Fun Home

Written by Alison Bechdel
Drawn by Alison Bechdel
Houghton Mifflin

I just found a copy of the hardcover edition in great shape, so I figured I'd dig out this old review from almost two years ago. This was one of the books that triggered my now-love of autobiographical comics. It remains my favorite, and one that I think all comics fans should read, unless they are a raging conservative.

A graphic novel in the truest sense, this drawn autobiography by Bechdel relies heavily on the journal she started keeping from an early age. We learn the story of her very dysfunctional family, where an effeminate father's deeper secrets are locked away until they destroy him.

In Bechdel's hands, we see her try to come to terms with that fact that she is a lesbian and her father was a repressed gay man who sadly had affairs with underage boys. Literary allusions from Joyce to Wilde to Fitzgerald appear with great style and good timing; Bechdel crafts her story in a way that I guess is referred to in prose as literary non-fiction.

The artwork is simple and borrows some ideas from manga (for instance labeling things not immediately apparent to the reader) to good effect. I admire Bechdel's ability to face the truth head-on; there's nothing hidden from the reader, no matter how much it might hurt to remember. (There's a note of thanks to her brothers and mother for allowing her to be that frank.) All in all, this makes for fascinating reading, looking at a real-life dysfunctional family from the inside out.

This will be one of those books that people are talking about for the next fifty years, and with good reason.
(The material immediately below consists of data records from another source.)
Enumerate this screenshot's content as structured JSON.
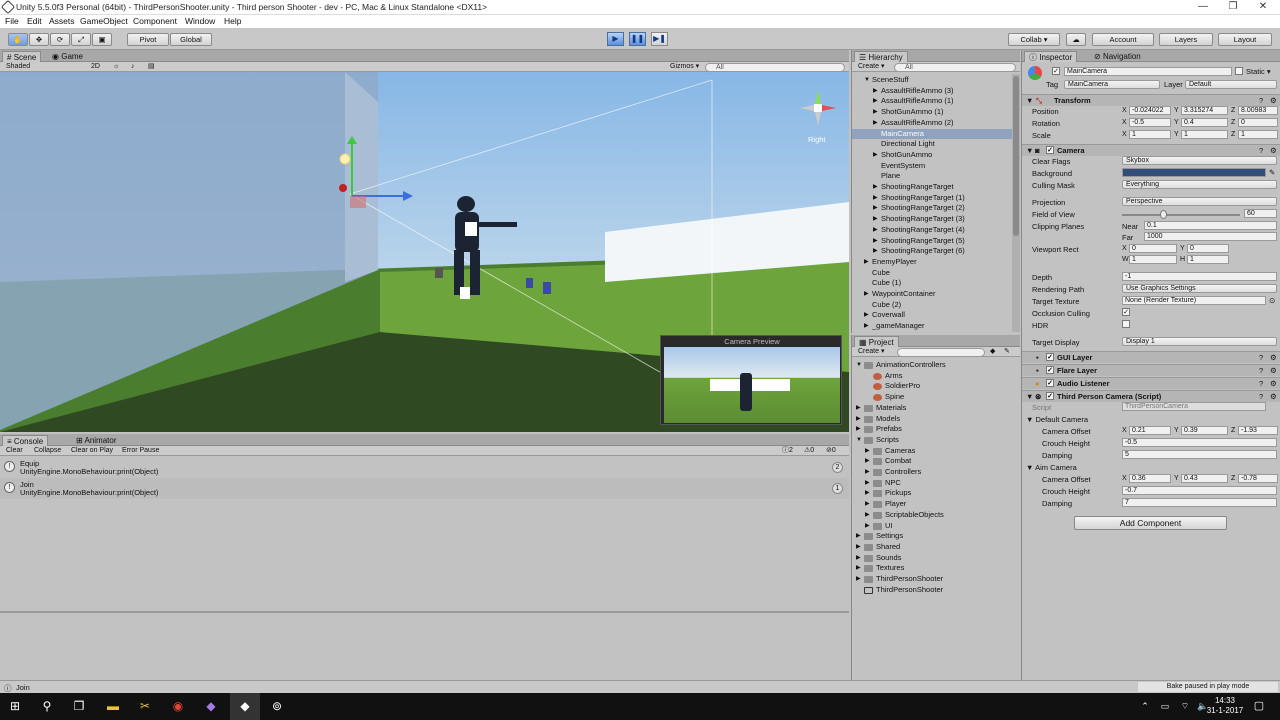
{
  "titlebar": {
    "title": "Unity 5.5.0f3 Personal (64bit) - ThirdPersonShooter.unity - Third person Shooter - dev - PC, Mac & Linux Standalone <DX11>",
    "min": "—",
    "max": "❐",
    "close": "✕"
  },
  "menu": [
    "File",
    "Edit",
    "Assets",
    "GameObject",
    "Component",
    "Window",
    "Help"
  ],
  "toolbar": {
    "pivot": "Pivot",
    "global": "Global",
    "collab": "Collab ▾",
    "account": "Account",
    "layers": "Layers",
    "layout": "Layout"
  },
  "scene": {
    "tab_scene": "Scene",
    "tab_game": "Game",
    "shaded": "Shaded",
    "twod": "2D",
    "gizmos": "Gizmos ▾",
    "search_placeholder": "All",
    "axis_label": "Right",
    "camera_preview": "Camera Preview"
  },
  "console": {
    "tab": "Console",
    "tab_animator": "Animator",
    "clear": "Clear",
    "collapse": "Collapse",
    "clear_on_play": "Clear on Play",
    "error_pause": "Error Pause",
    "badge_info": "2",
    "badge_warn": "0",
    "badge_err": "0",
    "rows": [
      {
        "line1": "Equip",
        "line2": "UnityEngine.MonoBehaviour:print(Object)",
        "count": "2"
      },
      {
        "line1": "Join",
        "line2": "UnityEngine.MonoBehaviour:print(Object)",
        "count": "1"
      }
    ]
  },
  "hierarchy": {
    "tab": "Hierarchy",
    "create": "Create ▾",
    "search_placeholder": "All",
    "items": [
      {
        "label": "SceneStuff",
        "indent": 0,
        "arrow": "▼"
      },
      {
        "label": "AssaultRifleAmmo (3)",
        "indent": 1,
        "arrow": "▶"
      },
      {
        "label": "AssaultRifleAmmo (1)",
        "indent": 1,
        "arrow": "▶"
      },
      {
        "label": "ShotGunAmmo (1)",
        "indent": 1,
        "arrow": "▶"
      },
      {
        "label": "AssaultRifleAmmo (2)",
        "indent": 1,
        "arrow": "▶"
      },
      {
        "label": "MainCamera",
        "indent": 1,
        "arrow": "",
        "sel": true
      },
      {
        "label": "Directional Light",
        "indent": 1,
        "arrow": ""
      },
      {
        "label": "ShotGunAmmo",
        "indent": 1,
        "arrow": "▶"
      },
      {
        "label": "EventSystem",
        "indent": 1,
        "arrow": ""
      },
      {
        "label": "Plane",
        "indent": 1,
        "arrow": ""
      },
      {
        "label": "ShootingRangeTarget",
        "indent": 1,
        "arrow": "▶"
      },
      {
        "label": "ShootingRangeTarget (1)",
        "indent": 1,
        "arrow": "▶"
      },
      {
        "label": "ShootingRangeTarget (2)",
        "indent": 1,
        "arrow": "▶"
      },
      {
        "label": "ShootingRangeTarget (3)",
        "indent": 1,
        "arrow": "▶"
      },
      {
        "label": "ShootingRangeTarget (4)",
        "indent": 1,
        "arrow": "▶"
      },
      {
        "label": "ShootingRangeTarget (5)",
        "indent": 1,
        "arrow": "▶"
      },
      {
        "label": "ShootingRangeTarget (6)",
        "indent": 1,
        "arrow": "▶"
      },
      {
        "label": "EnemyPlayer",
        "indent": 0,
        "arrow": "▶"
      },
      {
        "label": "Cube",
        "indent": 0,
        "arrow": ""
      },
      {
        "label": "Cube (1)",
        "indent": 0,
        "arrow": ""
      },
      {
        "label": "WaypointContainer",
        "indent": 0,
        "arrow": "▶"
      },
      {
        "label": "Cube (2)",
        "indent": 0,
        "arrow": ""
      },
      {
        "label": "Coverwall",
        "indent": 0,
        "arrow": "▶"
      },
      {
        "label": "_gameManager",
        "indent": 0,
        "arrow": "▶"
      }
    ]
  },
  "project": {
    "tab": "Project",
    "create": "Create ▾",
    "items": [
      {
        "label": "AnimationControllers",
        "indent": 0,
        "arrow": "▼",
        "kind": "folder"
      },
      {
        "label": "Arms",
        "indent": 1,
        "arrow": "",
        "kind": "asset"
      },
      {
        "label": "SoldierPro",
        "indent": 1,
        "arrow": "",
        "kind": "asset"
      },
      {
        "label": "Spine",
        "indent": 1,
        "arrow": "",
        "kind": "asset"
      },
      {
        "label": "Materials",
        "indent": 0,
        "arrow": "▶",
        "kind": "folder"
      },
      {
        "label": "Models",
        "indent": 0,
        "arrow": "▶",
        "kind": "folder"
      },
      {
        "label": "Prefabs",
        "indent": 0,
        "arrow": "▶",
        "kind": "folder"
      },
      {
        "label": "Scripts",
        "indent": 0,
        "arrow": "▼",
        "kind": "folder"
      },
      {
        "label": "Cameras",
        "indent": 1,
        "arrow": "▶",
        "kind": "folder"
      },
      {
        "label": "Combat",
        "indent": 1,
        "arrow": "▶",
        "kind": "folder"
      },
      {
        "label": "Controllers",
        "indent": 1,
        "arrow": "▶",
        "kind": "folder"
      },
      {
        "label": "NPC",
        "indent": 1,
        "arrow": "▶",
        "kind": "folder"
      },
      {
        "label": "Pickups",
        "indent": 1,
        "arrow": "▶",
        "kind": "folder"
      },
      {
        "label": "Player",
        "indent": 1,
        "arrow": "▶",
        "kind": "folder"
      },
      {
        "label": "ScriptableObjects",
        "indent": 1,
        "arrow": "▶",
        "kind": "folder"
      },
      {
        "label": "UI",
        "indent": 1,
        "arrow": "▶",
        "kind": "folder"
      },
      {
        "label": "Settings",
        "indent": 0,
        "arrow": "▶",
        "kind": "folder"
      },
      {
        "label": "Shared",
        "indent": 0,
        "arrow": "▶",
        "kind": "folder"
      },
      {
        "label": "Sounds",
        "indent": 0,
        "arrow": "▶",
        "kind": "folder"
      },
      {
        "label": "Textures",
        "indent": 0,
        "arrow": "▶",
        "kind": "folder"
      },
      {
        "label": "ThirdPersonShooter",
        "indent": 0,
        "arrow": "▶",
        "kind": "folder"
      },
      {
        "label": "ThirdPersonShooter",
        "indent": 0,
        "arrow": "",
        "kind": "scene"
      }
    ]
  },
  "inspector": {
    "tab": "Inspector",
    "tab_nav": "Navigation",
    "object_name": "MainCamera",
    "static": "Static ▾",
    "tag_label": "Tag",
    "tag": "MainCamera",
    "layer_label": "Layer",
    "layer": "Default",
    "transform": {
      "title": "Transform",
      "position": "Position",
      "rotation": "Rotation",
      "scale": "Scale",
      "pos": [
        "-0.024022",
        "3.315274",
        "8.00983"
      ],
      "rot": [
        "-0.5",
        "0.4",
        "0"
      ],
      "scl": [
        "1",
        "1",
        "1"
      ]
    },
    "camera": {
      "title": "Camera",
      "clear_flags": "Clear Flags",
      "clear_flags_v": "Skybox",
      "background": "Background",
      "culling_mask": "Culling Mask",
      "culling_mask_v": "Everything",
      "projection": "Projection",
      "projection_v": "Perspective",
      "fov": "Field of View",
      "fov_v": "60",
      "fov_frac": 0.35,
      "clipping": "Clipping Planes",
      "near": "Near",
      "near_v": "0.1",
      "far": "Far",
      "far_v": "1000",
      "viewport": "Viewport Rect",
      "vx": "0",
      "vy": "0",
      "vw": "1",
      "vh": "1",
      "depth": "Depth",
      "depth_v": "-1",
      "rendering_path": "Rendering Path",
      "rendering_path_v": "Use Graphics Settings",
      "target_texture": "Target Texture",
      "target_texture_v": "None (Render Texture)",
      "occlusion": "Occlusion Culling",
      "hdr": "HDR",
      "target_display": "Target Display",
      "target_display_v": "Display 1"
    },
    "gui_layer": "GUI Layer",
    "flare_layer": "Flare Layer",
    "audio_listener": "Audio Listener",
    "tpc": {
      "title": "Third Person Camera (Script)",
      "script": "Script",
      "script_v": "ThirdPersonCamera",
      "default_camera": "Default Camera",
      "camera_offset": "Camera Offset",
      "crouch_height": "Crouch Height",
      "damping": "Damping",
      "def_offset": [
        "0.21",
        "0.39",
        "-1.93"
      ],
      "def_crouch": "-0.5",
      "def_damping": "5",
      "aim_camera": "Aim Camera",
      "aim_offset": [
        "0.36",
        "0.43",
        "-0.78"
      ],
      "aim_crouch": "-0.7",
      "aim_damping": "7"
    },
    "add_component": "Add Component"
  },
  "statusbar": {
    "text": "Join",
    "bake": "Bake paused in play mode"
  },
  "taskbar": {
    "time": "14:33",
    "date": "31-1-2017"
  }
}
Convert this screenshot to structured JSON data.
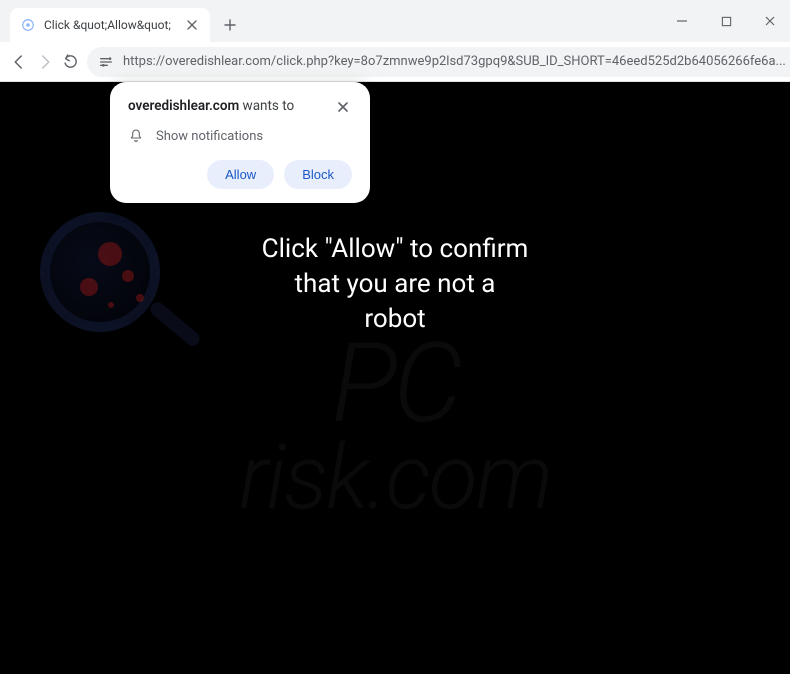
{
  "window": {
    "tab_title": "Click &quot;Allow&quot;"
  },
  "toolbar": {
    "url_display": "https://overedishlear.com/click.php?key=8o7zmnwe9p2lsd73gpq9&SUB_ID_SHORT=46eed525d2b64056266fe6a..."
  },
  "notification": {
    "site": "overedishlear.com",
    "wants_to": " wants to",
    "permission_label": "Show notifications",
    "allow_label": "Allow",
    "block_label": "Block"
  },
  "page": {
    "main_text_line1": "Click \"Allow\" to confirm",
    "main_text_line2": "that you are not a",
    "main_text_line3": "robot",
    "watermark_pc": "PC",
    "watermark_risk": "risk.com"
  }
}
Read it now while you still can pretend to be cool about it later!